Data for processing: Begin

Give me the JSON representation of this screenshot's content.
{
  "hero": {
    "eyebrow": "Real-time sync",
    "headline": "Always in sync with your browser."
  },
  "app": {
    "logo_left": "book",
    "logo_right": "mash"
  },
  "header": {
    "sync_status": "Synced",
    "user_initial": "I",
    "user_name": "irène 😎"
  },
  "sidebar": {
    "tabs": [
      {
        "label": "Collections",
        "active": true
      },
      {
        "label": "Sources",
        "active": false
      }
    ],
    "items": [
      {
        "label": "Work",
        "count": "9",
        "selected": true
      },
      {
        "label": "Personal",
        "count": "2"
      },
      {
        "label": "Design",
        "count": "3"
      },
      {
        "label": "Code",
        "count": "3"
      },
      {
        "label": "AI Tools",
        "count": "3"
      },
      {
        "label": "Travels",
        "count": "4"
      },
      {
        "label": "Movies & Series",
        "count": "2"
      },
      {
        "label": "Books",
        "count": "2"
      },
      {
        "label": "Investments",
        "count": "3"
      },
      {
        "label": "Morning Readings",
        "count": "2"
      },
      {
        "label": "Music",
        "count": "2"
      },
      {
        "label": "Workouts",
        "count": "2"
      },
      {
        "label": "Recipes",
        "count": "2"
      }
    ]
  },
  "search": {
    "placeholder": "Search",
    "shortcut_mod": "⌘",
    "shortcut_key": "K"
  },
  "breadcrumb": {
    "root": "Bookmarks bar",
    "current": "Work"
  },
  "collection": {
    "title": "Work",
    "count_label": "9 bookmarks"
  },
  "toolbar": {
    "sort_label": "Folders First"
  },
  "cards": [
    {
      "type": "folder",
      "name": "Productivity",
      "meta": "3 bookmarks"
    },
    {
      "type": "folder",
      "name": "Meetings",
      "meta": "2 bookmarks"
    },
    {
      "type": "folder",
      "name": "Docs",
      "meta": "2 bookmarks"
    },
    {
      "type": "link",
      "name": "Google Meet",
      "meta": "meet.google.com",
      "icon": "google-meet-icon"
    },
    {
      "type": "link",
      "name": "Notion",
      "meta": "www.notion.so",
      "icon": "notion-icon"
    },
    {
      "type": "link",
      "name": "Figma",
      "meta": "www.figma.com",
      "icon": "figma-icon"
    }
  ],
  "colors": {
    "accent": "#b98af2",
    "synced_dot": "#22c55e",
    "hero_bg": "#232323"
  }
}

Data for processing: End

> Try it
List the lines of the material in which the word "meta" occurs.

> Completed task
      "meta": "3 bookmarks"
      "meta": "2 bookmarks"
      "meta": "2 bookmarks"
      "meta": "meet.google.com",
      "meta": "www.notion.so",
      "meta": "www.figma.com",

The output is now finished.